*** Opening Source material ***
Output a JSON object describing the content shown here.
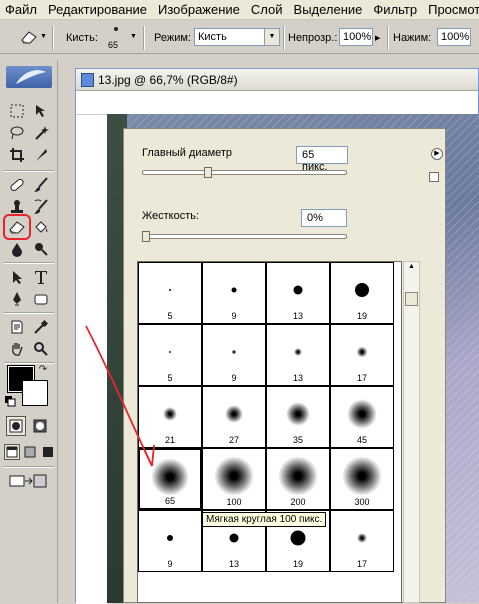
{
  "menu": [
    "Файл",
    "Редактирование",
    "Изображение",
    "Слой",
    "Выделение",
    "Фильтр",
    "Просмотр"
  ],
  "options": {
    "brush_label": "Кисть:",
    "brush_size": "65",
    "mode_label": "Режим:",
    "mode_value": "Кисть",
    "opacity_label": "Непрозр.:",
    "opacity_value": "100%",
    "pressure_label": "Нажим:",
    "pressure_value": "100%"
  },
  "document": {
    "title": "13.jpg @ 66,7% (RGB/8#)"
  },
  "brush_panel": {
    "diameter_label": "Главный диаметр",
    "diameter_value": "65 пикс.",
    "diameter_fraction": 0.32,
    "hardness_label": "Жесткость:",
    "hardness_value": "0%",
    "hardness_fraction": 0.0,
    "presets": [
      {
        "label": "5",
        "soft": false,
        "size": 2
      },
      {
        "label": "9",
        "soft": false,
        "size": 5
      },
      {
        "label": "13",
        "soft": false,
        "size": 9
      },
      {
        "label": "19",
        "soft": false,
        "size": 14
      },
      {
        "label": "5",
        "soft": true,
        "size": 3
      },
      {
        "label": "9",
        "soft": true,
        "size": 5
      },
      {
        "label": "13",
        "soft": true,
        "size": 8
      },
      {
        "label": "17",
        "soft": true,
        "size": 11
      },
      {
        "label": "21",
        "soft": true,
        "size": 14
      },
      {
        "label": "27",
        "soft": true,
        "size": 18
      },
      {
        "label": "35",
        "soft": true,
        "size": 24
      },
      {
        "label": "45",
        "soft": true,
        "size": 30
      },
      {
        "label": "65",
        "soft": true,
        "size": 38,
        "selected": true
      },
      {
        "label": "100",
        "soft": true,
        "size": 40
      },
      {
        "label": "200",
        "soft": true,
        "size": 40
      },
      {
        "label": "300",
        "soft": true,
        "size": 40
      },
      {
        "label": "9",
        "soft": false,
        "size": 6
      },
      {
        "label": "13",
        "soft": false,
        "size": 9
      },
      {
        "label": "19",
        "soft": false,
        "size": 15
      },
      {
        "label": "17",
        "soft": true,
        "size": 10
      }
    ],
    "tooltip": "Мягкая круглая 100 пикс."
  },
  "colors": {
    "accent_red": "#e8242c",
    "foreground": "#000000",
    "background": "#ffffff"
  }
}
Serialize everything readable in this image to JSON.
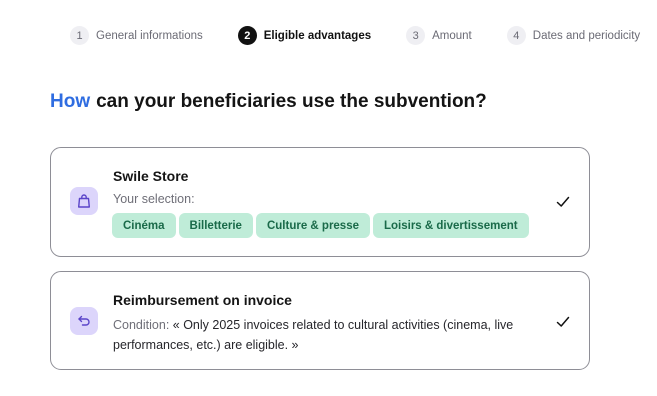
{
  "stepper": {
    "steps": [
      {
        "number": "1",
        "label": "General informations",
        "active": false
      },
      {
        "number": "2",
        "label": "Eligible advantages",
        "active": true
      },
      {
        "number": "3",
        "label": "Amount",
        "active": false
      },
      {
        "number": "4",
        "label": "Dates and periodicity",
        "active": false
      }
    ]
  },
  "heading": {
    "accent": "How",
    "rest": "can your beneficiaries use the subvention?"
  },
  "cards": [
    {
      "title": "Swile Store",
      "icon": "shopping-bag-icon",
      "subtitle": "Your selection:",
      "tags": [
        "Cinéma",
        "Billetterie",
        "Culture & presse",
        "Loisirs & divertissement"
      ],
      "selected": true
    },
    {
      "title": "Reimbursement on invoice",
      "icon": "return-arrow-icon",
      "condition_label": "Condition:",
      "condition_text": "« Only 2025 invoices related to cultural activities (cinema, live performances, etc.) are eligible. »",
      "selected": true
    }
  ],
  "colors": {
    "accent": "#2f6de1",
    "tag_bg": "#bfecd8",
    "tag_text": "#1a6a49",
    "icon_bg": "#dcd5fb",
    "icon_stroke": "#5b45c9"
  }
}
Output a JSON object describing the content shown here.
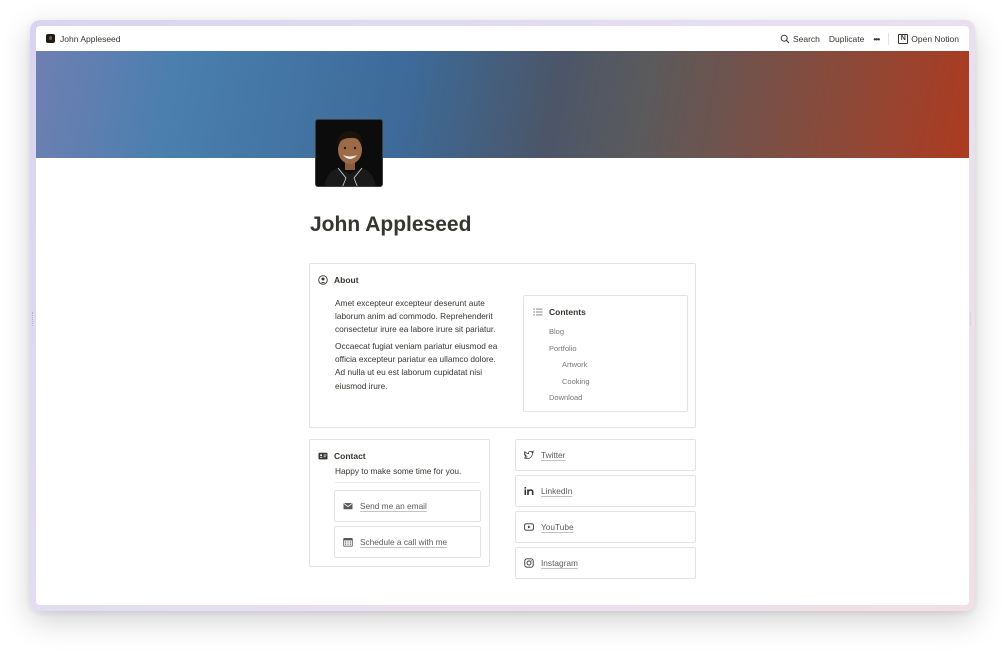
{
  "topbar": {
    "page_title": "John Appleseed",
    "search_label": "Search",
    "duplicate_label": "Duplicate",
    "more_label": "•••",
    "open_notion_label": "Open Notion"
  },
  "page": {
    "title": "John Appleseed"
  },
  "about": {
    "heading": "About",
    "paragraphs": [
      "Amet excepteur excepteur deserunt aute laborum anim ad commodo. Reprehenderit consectetur irure ea labore irure sit pariatur.",
      "Occaecat fugiat veniam pariatur eiusmod ea officia excepteur pariatur ea ullamco dolore. Ad nulla ut eu est laborum cupidatat nisi eiusmod irure."
    ]
  },
  "contents": {
    "heading": "Contents",
    "items": [
      "Blog",
      "Portfolio",
      "Artwork",
      "Cooking",
      "Download"
    ]
  },
  "contact": {
    "heading": "Contact",
    "subtitle": "Happy to make some time for you.",
    "email_label": "Send me an email",
    "schedule_label": "Schedule a call with me"
  },
  "social": {
    "twitter": "Twitter",
    "linkedin": "LinkedIn",
    "youtube": "YouTube",
    "instagram": "Instagram"
  },
  "colors": {
    "text": "#37352f",
    "muted": "#787774",
    "border": "#e3e2de",
    "cover_start": "#6f7fb2",
    "cover_end": "#ad3b21"
  }
}
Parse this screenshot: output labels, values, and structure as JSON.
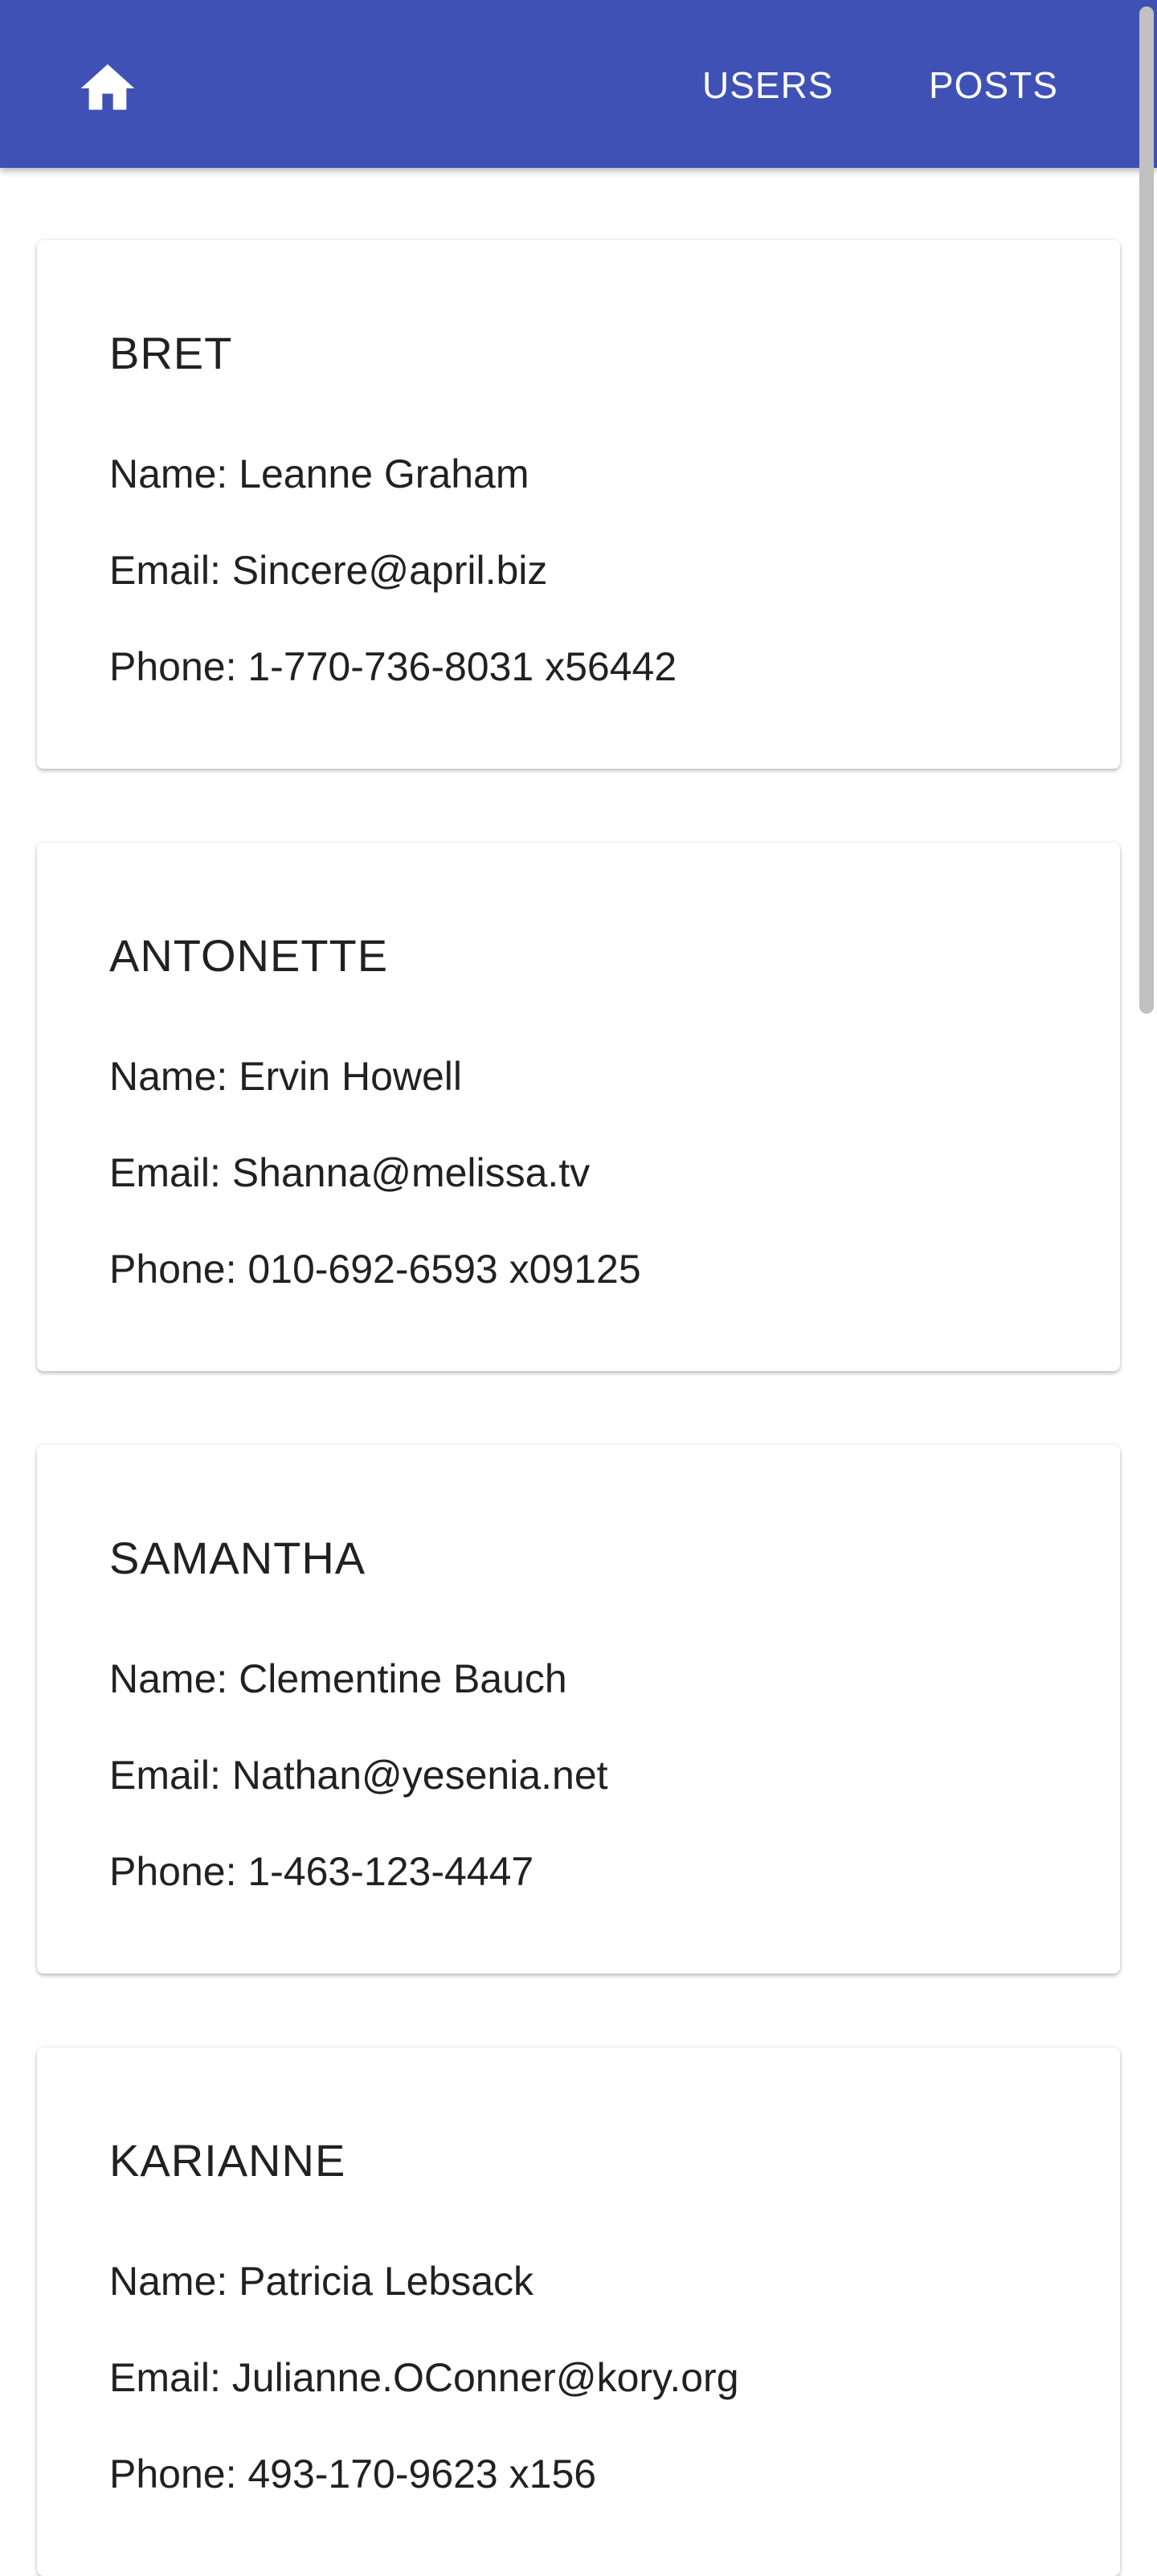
{
  "appbar": {
    "home_icon": "home-icon",
    "color": "#3f51b5",
    "nav": [
      {
        "label": "USERS"
      },
      {
        "label": "POSTS"
      }
    ]
  },
  "users": [
    {
      "username": "BRET",
      "name": "Name: Leanne Graham",
      "email": "Email: Sincere@april.biz",
      "phone": "Phone: 1-770-736-8031 x56442"
    },
    {
      "username": "ANTONETTE",
      "name": "Name: Ervin Howell",
      "email": "Email: Shanna@melissa.tv",
      "phone": "Phone: 010-692-6593 x09125"
    },
    {
      "username": "SAMANTHA",
      "name": "Name: Clementine Bauch",
      "email": "Email: Nathan@yesenia.net",
      "phone": "Phone: 1-463-123-4447"
    },
    {
      "username": "KARIANNE",
      "name": "Name: Patricia Lebsack",
      "email": "Email: Julianne.OConner@kory.org",
      "phone": "Phone: 493-170-9623 x156"
    }
  ]
}
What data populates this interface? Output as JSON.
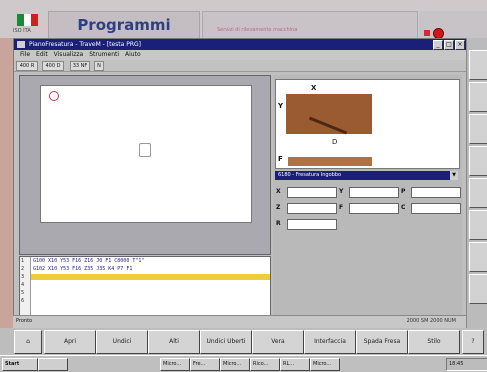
{
  "header": {
    "language": "ISO ITA",
    "title": "Programmi",
    "message": "Servizi di rilevamento macchina",
    "flag_colors": [
      "#1a8a3a",
      "#ffffff",
      "#cc2222"
    ]
  },
  "window": {
    "title": "PianoFresatura - TraveM - [testa PRG]",
    "menu": [
      "File",
      "Edit",
      "Visualizza",
      "Strumenti",
      "Aiuto"
    ],
    "toolbar": [
      "400 R",
      "400 D",
      "33 NF",
      "N"
    ],
    "controls": [
      "_",
      "□",
      "×"
    ]
  },
  "editor": {
    "line_numbers": [
      "1",
      "2",
      "3",
      "4",
      "5",
      "6"
    ],
    "lines": [
      "G100 X10 Y53 F16 Z16 J0 F1 C8000 T\"1\"",
      "G102 X10 Y53 F16 Z35 J35 K4 P7 F1"
    ]
  },
  "tool_diagram": {
    "labels": {
      "x": "X",
      "y": "Y",
      "f": "F",
      "d": "D"
    }
  },
  "operation": {
    "selected": "6180 - Fresatura Ingobbo",
    "dropdown_icon": "▼"
  },
  "params": [
    {
      "label": "X",
      "value": ""
    },
    {
      "label": "Y",
      "value": ""
    },
    {
      "label": "P",
      "value": ""
    },
    {
      "label": "Z",
      "value": ""
    },
    {
      "label": "F",
      "value": ""
    },
    {
      "label": "C",
      "value": ""
    },
    {
      "label": "R",
      "value": ""
    }
  ],
  "status": {
    "left": "Pronto",
    "right": "2000 SM 2000 NUM"
  },
  "function_keys": [
    "Apri",
    "Undici",
    "Alti",
    "Undici Uberti",
    "Vera",
    "Interfaccia",
    "Spada Fresa",
    "Stilo"
  ],
  "taskbar": {
    "start": "Start",
    "tasks": [
      "Micro...",
      "Fre...",
      "Micro...",
      "Rico...",
      "RL...",
      "Micro..."
    ],
    "clock": "18:45"
  },
  "colors": {
    "titlebar": "#1a1f7a",
    "highlight": "#f2cc38",
    "brand_text": "#2f3f86"
  }
}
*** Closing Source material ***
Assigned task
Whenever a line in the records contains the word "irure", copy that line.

Reply to the task
      "Amet excepteur excepteur deserunt aute laborum anim ad commodo. Reprehenderit consectetur irure ea labore irure sit pariatur.",
      "Occaecat fugiat veniam pariatur eiusmod ea officia excepteur pariatur ea ullamco dolore. Ad nulla ut eu est laborum cupidatat nisi eiusmod irure."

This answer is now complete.